The Royal Society is calling for the government to scrap the research assessment exercise in favour of a "profile-based system".
Increases to the selectivity of research funding will have "serious detrimental consequences" for science, the society warns this week in its response to the higher education white paper.
It stresses the need to develop a more stable underlying structure for higher education. It wants the government to recognise that it is individuals and not departments that undertake research, and that excellent researchers should be supported regardless of location.
John Enderby, vice-president of the Royal Society, said: "The level of research funding at both departmental and institutional levels is already highly selective and should not become more so."
The society disagrees with the introduction of 6* departments. And the submission raises concerns about cuts to 4 and 3a-rated departments. It says many universities will become unattractive to high-quality staff, and that the lack of funding will cement the spread of 5 and 5* departments.
The submission also argues that demand for higher education might be reduced by the introduction of differential fees and that it may take longer than anticipated for institutions to benefit.
The society is concerned that debt might prevent graduates pursuing postgraduate studies.
• The new professional body for librarians has accused the white paper of failing to acknowledge the role of libraries in learning, writes Olga Wojtas.

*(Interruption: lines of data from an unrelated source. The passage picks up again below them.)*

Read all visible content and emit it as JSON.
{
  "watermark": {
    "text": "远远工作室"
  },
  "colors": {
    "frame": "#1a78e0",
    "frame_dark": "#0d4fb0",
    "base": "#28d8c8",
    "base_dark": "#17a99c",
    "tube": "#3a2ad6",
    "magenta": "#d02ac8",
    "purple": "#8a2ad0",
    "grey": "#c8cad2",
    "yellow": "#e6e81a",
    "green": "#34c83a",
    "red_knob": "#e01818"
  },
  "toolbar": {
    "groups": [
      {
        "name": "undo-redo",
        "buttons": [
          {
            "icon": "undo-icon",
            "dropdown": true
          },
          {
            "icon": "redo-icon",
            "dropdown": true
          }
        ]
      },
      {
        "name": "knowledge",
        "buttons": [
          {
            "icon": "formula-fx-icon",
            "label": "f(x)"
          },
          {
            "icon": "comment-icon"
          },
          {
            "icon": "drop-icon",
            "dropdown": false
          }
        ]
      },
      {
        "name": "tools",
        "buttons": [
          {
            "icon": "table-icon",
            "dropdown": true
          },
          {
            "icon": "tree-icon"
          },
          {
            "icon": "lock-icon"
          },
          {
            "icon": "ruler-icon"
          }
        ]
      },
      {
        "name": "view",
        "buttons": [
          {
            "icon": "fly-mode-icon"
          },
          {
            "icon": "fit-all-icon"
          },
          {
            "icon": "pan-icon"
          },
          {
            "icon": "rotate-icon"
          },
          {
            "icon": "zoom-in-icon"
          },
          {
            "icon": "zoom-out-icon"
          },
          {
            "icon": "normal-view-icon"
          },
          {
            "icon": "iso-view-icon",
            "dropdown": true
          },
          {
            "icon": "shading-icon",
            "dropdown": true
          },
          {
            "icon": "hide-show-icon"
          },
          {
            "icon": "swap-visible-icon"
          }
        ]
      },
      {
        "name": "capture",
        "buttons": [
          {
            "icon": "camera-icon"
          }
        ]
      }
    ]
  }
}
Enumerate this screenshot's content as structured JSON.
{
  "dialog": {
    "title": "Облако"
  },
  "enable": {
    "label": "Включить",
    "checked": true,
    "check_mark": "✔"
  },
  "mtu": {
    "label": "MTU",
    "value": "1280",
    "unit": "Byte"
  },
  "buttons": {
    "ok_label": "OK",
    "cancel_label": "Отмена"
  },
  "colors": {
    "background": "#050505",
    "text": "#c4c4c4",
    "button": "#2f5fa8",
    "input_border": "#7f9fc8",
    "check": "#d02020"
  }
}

The Chartered Institute of Library and Information Professionals supports the paper's recommendations, but warns that there is not enough recognition of the important contribution made by academic-related staff. It adds that information literacy should be added to the list of core skills.